Cairo Association of Teachers - Newsletter



CAT Tracks for January 17, 2005
MLK JR DAY IN CARBONDALE

The following article appeared in today's Southern Illinoisan. The guest speaker put the "Dream" squarely on the shoulders of parents...


LIVING THE DREAM: IN CELEBRATION OF MARTIN LUTHER KING JR., SCHOOL SUPERINTENDENT SAYS PARENTS NEED TO LEAD CHILDREN

BY NICOLE SACK
THE SOUTHERN

CARBONDALE --To look around the Carbondale Civic Center on Sunday night, it would appear the dream of Martin Luther King Jr. has become a tangible reality.

People of all colors and ages sitting, singing, praying and listening together to honor one of the nation's most influential citizens. Whether King is viewed as a civil rights leader, a champion of the poor, a man of God or an epitome of courage, his birthday has become a rallying point for hope of the future.

But what is being done to insure the dream of King will be realized in the lives of future generations? The answer is to do more than dream, we must also do something said Elizabeth Lewin, keynote speaker of the sixth annual Carbondale Community Celebration of the Life and Legacy of Dr. Martin Luther King Jr.

Lewin called for a plan.

"It is time for us to gather our resources, time for us to plan for everyone of our children to succeed," Lewin said.

As superintendent of Carbondale Elementary School District 95, Lewin knows the children of Carbondale. And sometimes, she said, children are not getting the correct education from their most important teachers -- their parents.

"Our children only learn what they see," Lewin said. "Their first teachers are the parents."

Lewin said the person she became is because of the parents she had.
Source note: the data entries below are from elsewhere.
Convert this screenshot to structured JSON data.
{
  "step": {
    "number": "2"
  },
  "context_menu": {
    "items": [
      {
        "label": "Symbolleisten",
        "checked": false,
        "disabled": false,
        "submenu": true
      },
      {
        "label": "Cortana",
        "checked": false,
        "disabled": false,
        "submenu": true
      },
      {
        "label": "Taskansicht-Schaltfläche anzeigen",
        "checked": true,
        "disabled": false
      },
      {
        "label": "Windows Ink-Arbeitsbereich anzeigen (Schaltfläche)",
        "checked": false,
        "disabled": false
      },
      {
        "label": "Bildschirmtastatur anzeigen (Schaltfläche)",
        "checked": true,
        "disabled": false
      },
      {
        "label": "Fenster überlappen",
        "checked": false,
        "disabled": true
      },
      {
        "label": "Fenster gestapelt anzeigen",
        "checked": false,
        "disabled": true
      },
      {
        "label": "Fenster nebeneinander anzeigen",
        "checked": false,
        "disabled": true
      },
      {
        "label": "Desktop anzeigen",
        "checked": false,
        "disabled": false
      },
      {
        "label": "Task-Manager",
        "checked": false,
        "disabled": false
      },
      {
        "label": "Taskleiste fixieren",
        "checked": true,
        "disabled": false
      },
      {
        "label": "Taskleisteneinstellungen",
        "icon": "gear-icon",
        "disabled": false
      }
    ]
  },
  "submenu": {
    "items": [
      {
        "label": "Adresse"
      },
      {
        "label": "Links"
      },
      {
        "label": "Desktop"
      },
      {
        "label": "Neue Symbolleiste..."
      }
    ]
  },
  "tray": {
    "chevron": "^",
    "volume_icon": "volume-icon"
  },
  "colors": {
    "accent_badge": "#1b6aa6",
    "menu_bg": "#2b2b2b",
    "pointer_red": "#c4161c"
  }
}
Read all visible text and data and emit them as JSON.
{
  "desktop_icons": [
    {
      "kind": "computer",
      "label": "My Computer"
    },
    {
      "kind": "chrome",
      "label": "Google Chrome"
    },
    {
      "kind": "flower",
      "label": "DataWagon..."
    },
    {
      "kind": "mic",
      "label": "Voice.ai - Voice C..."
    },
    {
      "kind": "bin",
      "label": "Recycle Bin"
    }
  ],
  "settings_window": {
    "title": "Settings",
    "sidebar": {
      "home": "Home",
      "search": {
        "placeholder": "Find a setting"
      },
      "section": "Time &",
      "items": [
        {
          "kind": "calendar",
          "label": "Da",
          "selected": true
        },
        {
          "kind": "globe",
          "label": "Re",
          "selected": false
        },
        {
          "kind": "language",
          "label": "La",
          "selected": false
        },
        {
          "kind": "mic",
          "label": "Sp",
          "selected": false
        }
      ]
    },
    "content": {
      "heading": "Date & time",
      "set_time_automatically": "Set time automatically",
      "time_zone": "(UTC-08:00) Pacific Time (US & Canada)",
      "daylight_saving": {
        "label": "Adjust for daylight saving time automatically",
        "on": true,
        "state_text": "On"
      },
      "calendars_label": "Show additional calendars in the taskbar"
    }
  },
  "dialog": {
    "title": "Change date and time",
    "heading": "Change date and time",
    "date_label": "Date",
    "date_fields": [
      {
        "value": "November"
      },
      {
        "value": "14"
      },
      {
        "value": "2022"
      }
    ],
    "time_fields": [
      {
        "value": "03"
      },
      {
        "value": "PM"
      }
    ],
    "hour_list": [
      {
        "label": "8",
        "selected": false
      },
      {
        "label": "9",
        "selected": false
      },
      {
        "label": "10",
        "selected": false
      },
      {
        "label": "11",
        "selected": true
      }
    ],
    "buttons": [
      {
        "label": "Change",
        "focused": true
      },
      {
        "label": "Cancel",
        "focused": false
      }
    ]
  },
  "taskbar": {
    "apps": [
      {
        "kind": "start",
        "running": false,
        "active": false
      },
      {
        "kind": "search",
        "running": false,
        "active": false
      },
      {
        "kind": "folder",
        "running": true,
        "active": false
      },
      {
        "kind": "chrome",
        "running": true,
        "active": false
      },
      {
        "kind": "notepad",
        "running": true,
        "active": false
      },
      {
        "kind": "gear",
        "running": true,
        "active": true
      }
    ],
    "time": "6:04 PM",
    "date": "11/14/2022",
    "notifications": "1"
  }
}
Her parents were not rich, but they valued education highly in and out of school. Whether it was through the quiet artistry of her mother or the courage she saw in her father, or the unrelenting work of her family -- those were the lessons that formed a solid foundation for everything else in her life.

"I learned that you always confront any obstacle or threat," Lewin said, "you face it with dignity and trust." Lewin said it is time for Carbondale to nurture the very basics of its children so possibilities are endless.

"Things sometimes appear to be monumental and children say they 'can't do it,'" Lewin said. "Too often parents say 'that's okay,' when they should say I trust, I know you can, I have faith that you can do anything."

King took on the challenges of the civil rights movement, something Lewin admires.

"He accepted the role of leadership in one of the most turbulent times in our history," she said.

Three Carbondale citizens were also honored with the Spirit of Dr. King Community Service Award.

Carbondale Mayor Brad Cole presented Linda Flowers, principal of Thomas Elementary School and 2004 NAACP honoree, with the first award.

The second award was presented to Corene and Milton McDaniel for the example they set as couple in Carbondale.

"This is definitely an honor," Milton McDaniel said. "We cannot accept it for ourselves, but for the community in which we live."

The McDaniels said they will hang their award in the Eurma C. Hayes Center.

nicole.sack@thesouthern.com